Sunday, February 21, 2010

Transform your garden, transform your life


About a year and a half ago we finally started transforming our front and back yards from lawn dominant to low water, native and Mediterranean climate type of plants. Another focus was creating spaces for edible plants that were safe from our much loved greyhounds.  Here are views of our lawnless front yard, which now has a planting bed for edibles and flowers (above) , and the other side of the front yard (below) is planted predominately with herbs and native plants.


We feel fortunate to live on the San Francisco Peninsula, where even though it's definitely urban, there is so much natural bounty to enjoy: backyard wildlife, gardens of various types, and easy access to locally produced food of an enormous variety. And the climate, of course, is fantastic for growing food, from vegetables and herbs, to fruit.
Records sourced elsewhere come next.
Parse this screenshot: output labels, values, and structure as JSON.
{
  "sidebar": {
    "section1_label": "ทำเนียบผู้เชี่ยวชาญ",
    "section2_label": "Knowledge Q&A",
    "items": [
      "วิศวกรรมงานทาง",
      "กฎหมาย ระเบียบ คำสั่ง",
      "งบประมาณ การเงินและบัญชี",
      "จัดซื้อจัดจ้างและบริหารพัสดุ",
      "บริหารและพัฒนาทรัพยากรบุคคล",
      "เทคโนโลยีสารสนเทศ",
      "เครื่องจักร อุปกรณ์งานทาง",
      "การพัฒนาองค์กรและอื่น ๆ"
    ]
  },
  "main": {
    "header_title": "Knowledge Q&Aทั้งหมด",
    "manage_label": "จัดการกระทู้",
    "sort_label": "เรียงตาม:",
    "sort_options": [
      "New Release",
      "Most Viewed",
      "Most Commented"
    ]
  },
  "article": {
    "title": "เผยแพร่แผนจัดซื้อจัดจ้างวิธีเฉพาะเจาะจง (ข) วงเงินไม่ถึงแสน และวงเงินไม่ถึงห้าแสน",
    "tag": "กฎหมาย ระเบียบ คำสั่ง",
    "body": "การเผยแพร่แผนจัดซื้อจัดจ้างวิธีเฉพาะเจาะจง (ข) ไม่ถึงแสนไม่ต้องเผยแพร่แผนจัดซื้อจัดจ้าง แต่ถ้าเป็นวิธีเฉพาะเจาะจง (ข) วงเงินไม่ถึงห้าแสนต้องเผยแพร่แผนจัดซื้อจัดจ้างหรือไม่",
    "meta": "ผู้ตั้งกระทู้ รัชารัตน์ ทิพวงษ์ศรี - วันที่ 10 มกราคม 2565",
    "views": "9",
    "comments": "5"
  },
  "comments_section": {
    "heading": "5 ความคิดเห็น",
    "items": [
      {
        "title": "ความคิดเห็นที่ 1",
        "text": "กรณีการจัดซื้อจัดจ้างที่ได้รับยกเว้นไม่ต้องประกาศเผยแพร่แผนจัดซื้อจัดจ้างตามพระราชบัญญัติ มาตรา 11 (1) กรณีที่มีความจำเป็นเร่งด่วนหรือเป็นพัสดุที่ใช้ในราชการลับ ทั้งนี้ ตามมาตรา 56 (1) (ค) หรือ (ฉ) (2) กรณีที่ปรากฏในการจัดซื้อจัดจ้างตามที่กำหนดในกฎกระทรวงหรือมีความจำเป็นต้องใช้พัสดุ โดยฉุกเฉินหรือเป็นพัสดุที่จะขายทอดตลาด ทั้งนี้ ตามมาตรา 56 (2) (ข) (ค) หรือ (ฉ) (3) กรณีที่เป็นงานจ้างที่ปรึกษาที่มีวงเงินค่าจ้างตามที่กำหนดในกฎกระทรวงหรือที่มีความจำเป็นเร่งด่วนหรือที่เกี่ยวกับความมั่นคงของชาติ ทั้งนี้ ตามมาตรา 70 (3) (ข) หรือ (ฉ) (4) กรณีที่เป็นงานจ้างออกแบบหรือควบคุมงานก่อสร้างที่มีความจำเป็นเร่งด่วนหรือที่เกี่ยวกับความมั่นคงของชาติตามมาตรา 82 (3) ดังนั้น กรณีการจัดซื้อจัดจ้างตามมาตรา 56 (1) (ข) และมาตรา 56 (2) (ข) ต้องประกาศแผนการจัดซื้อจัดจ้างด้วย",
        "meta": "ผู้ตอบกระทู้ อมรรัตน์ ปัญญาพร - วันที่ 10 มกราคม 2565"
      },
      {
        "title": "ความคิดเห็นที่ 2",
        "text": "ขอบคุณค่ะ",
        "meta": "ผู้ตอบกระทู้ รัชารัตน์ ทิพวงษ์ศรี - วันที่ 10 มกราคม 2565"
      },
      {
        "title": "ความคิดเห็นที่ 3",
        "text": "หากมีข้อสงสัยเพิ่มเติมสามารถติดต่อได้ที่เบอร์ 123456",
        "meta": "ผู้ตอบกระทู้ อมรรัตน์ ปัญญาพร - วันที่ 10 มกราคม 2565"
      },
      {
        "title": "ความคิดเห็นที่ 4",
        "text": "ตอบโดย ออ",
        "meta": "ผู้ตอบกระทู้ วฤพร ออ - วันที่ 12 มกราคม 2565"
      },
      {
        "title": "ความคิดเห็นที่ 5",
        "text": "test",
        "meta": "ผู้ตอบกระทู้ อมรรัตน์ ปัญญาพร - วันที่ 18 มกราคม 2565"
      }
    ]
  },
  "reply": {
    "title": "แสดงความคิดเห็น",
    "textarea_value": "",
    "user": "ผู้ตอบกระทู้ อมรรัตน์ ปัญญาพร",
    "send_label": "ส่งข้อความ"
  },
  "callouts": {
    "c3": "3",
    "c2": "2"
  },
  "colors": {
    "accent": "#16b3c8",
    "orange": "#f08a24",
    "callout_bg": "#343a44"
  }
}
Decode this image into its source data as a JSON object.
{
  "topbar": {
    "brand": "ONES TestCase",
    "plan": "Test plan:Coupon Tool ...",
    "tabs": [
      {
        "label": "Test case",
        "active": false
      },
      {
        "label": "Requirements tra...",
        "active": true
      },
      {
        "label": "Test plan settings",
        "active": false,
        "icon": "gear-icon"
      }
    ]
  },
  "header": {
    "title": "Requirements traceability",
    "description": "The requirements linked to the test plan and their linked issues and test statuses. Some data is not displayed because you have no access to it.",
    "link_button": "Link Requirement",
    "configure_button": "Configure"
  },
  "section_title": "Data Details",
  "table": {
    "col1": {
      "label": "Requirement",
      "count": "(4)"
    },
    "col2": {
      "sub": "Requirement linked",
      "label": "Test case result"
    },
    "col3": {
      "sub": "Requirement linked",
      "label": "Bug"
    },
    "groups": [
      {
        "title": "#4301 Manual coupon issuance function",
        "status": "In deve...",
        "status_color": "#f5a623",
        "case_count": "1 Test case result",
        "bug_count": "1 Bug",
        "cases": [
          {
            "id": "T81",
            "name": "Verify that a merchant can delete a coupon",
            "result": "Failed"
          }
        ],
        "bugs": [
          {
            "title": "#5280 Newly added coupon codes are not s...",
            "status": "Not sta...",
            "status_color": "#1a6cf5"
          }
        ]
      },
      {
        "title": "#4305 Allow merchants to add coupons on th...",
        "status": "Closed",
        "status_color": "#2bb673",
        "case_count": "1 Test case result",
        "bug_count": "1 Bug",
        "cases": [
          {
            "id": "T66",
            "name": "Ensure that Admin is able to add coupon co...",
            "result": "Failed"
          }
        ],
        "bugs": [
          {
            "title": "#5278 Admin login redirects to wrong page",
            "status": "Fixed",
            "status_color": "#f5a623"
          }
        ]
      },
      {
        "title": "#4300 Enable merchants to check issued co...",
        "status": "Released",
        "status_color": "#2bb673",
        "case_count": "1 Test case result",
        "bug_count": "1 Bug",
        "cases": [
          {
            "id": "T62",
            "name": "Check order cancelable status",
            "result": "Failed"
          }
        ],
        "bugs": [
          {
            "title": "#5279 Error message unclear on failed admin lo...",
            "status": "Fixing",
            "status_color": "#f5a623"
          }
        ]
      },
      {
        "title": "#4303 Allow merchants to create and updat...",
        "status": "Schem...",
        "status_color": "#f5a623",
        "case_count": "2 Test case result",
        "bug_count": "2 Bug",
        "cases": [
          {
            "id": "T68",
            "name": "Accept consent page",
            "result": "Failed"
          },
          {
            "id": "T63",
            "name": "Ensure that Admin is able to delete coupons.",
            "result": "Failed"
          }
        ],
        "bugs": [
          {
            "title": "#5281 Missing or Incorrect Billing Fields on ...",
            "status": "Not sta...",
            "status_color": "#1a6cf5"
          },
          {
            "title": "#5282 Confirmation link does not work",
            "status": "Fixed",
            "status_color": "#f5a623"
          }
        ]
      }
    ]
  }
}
On these pages I'd like to share our experience turning our traditionally landscaped gardens into prolific kitchen gardens and as a bonus, creating habitat for the numerous birds, bees, lizards and other wildlife that naturally inhabits our area. I'll tell you about our favorite resources and lessons learned, and I hope to hear about yours in turn.

Here is our story as written when we participated in Common Ground's "Edible Gardens Tour" in the summer of 2009:
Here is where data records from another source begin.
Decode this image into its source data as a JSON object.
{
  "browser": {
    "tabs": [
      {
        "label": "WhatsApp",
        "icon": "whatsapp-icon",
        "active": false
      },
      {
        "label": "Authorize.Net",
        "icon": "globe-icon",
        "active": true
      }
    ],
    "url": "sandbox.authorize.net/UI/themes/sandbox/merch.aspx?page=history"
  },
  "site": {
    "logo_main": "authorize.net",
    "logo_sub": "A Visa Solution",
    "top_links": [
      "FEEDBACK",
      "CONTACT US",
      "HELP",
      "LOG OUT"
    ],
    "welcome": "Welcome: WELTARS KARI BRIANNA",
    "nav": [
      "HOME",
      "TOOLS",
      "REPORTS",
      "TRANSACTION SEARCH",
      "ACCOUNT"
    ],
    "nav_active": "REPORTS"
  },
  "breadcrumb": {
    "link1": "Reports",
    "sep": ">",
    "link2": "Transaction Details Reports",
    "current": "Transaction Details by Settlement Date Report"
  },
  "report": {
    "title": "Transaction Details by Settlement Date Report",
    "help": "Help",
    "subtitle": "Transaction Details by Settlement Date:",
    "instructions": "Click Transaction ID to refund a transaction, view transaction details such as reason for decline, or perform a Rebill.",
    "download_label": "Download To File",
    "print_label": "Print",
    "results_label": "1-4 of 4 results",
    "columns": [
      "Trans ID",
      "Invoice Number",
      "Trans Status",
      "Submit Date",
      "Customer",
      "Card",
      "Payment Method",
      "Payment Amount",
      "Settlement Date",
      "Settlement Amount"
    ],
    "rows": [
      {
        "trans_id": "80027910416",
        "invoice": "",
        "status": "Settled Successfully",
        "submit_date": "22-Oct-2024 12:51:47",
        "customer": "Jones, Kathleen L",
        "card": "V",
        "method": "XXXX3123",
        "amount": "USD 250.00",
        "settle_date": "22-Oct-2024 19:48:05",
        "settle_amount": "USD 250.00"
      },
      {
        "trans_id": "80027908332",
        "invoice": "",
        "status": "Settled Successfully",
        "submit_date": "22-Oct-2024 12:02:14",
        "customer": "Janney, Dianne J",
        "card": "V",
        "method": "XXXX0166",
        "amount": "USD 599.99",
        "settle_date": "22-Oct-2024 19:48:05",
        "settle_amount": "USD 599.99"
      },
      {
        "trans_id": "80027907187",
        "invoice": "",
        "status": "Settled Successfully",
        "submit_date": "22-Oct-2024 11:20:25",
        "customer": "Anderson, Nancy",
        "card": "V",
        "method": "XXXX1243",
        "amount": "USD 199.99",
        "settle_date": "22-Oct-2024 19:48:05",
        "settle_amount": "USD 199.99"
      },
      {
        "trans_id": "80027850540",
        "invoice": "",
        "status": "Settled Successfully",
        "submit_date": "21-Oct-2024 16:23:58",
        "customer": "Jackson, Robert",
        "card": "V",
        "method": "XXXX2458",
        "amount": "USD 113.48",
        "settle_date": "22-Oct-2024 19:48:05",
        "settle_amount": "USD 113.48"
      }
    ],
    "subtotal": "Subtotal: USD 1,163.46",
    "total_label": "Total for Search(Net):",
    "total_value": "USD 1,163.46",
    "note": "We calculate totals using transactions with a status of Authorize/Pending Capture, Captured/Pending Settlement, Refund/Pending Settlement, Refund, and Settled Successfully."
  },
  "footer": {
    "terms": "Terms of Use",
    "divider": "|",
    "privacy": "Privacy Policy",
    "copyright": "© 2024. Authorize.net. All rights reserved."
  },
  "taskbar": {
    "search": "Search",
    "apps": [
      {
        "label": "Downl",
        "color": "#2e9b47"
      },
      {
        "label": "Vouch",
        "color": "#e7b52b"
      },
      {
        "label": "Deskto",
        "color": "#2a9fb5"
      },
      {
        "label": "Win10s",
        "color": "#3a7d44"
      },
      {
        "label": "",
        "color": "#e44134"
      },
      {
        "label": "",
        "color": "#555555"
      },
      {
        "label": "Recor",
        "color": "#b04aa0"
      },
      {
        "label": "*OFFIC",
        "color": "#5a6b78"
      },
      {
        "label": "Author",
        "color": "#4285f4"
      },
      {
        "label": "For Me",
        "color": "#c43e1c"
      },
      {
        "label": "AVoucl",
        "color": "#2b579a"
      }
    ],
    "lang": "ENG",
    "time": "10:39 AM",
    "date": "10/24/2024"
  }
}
"When we bought our home in 2001, we inherited traditional ornamental landscaping in the front and backyards, including over 20 rose bushes. We have gradually redesigned the yards with fruit trees, vegetable and herb beds, and native and drought tolerant plants. We both grew up in households where cooking with fresh basic ingredients was the norm (Thierry immigrated from Belgium, and Patricia from Chile), and we enjoy growing a variety of vegetables and herbs organically for daily use year round. Our love of nature and a desire to maintain a thriving habitat for wildlife of all types, has also been a factor in our approach to landscaping, therefore we do not use chemical herbicides, pesticides or fertilizers.
Initially we consulted with two different landscape design firms, but ultimately decided to create our own plans. Our gardener and his crew worked with us to implement our vision by doing the preparation, drip systems, installing flagstone and crushed granite paths, and building the planter in the front yard. Thierry put his computer skills to use by drawing up the designs using Google Sketchup which provided detailed plans for the workers. We researched, acquired, and planted all of the plants, and we consider our gardens works in progress, as we make new discoveries on our favorite edibles.
The front yard features a large and very productive Meyer Lemon tree and a thriving ten year-old avocado tree nurtured from a sprouted pit from the compost pile. A planting bed constructed from “green” materials provides additional space for seasonal edibles, including a kumquat tree as a centerpiece. A spectacular stand of Matilija Poppy, and other natives have replaced a side lawn along the driveway.


We eliminated all of the lawn in the backyard (above) with the help of our two beloved greyhounds, and redesigned the yard so that it is compatible with four-legged family members while providing spaces for vegetable gardening, wildlife habitat, and an outdoor dining area under the pergola. A key feature is the raised bed planting unit we built from a ready made kit which includes a watering system, trellis, and a gate to keep the edibles safe from curious canines (below). 


Young apple and pomegranate trees have been planted, as well as herbs for the kitchen. The pergola is framed by grapevines and is the perfect spot to enjoy the diversity of birds that share the garden. The shrubbery along the backyard fence was preserved as nesting habitat for them. An organically maintained rose garden supplies food for the soul (blueberry bushes have replaced some of the roses)."



No comments:

Post a Comment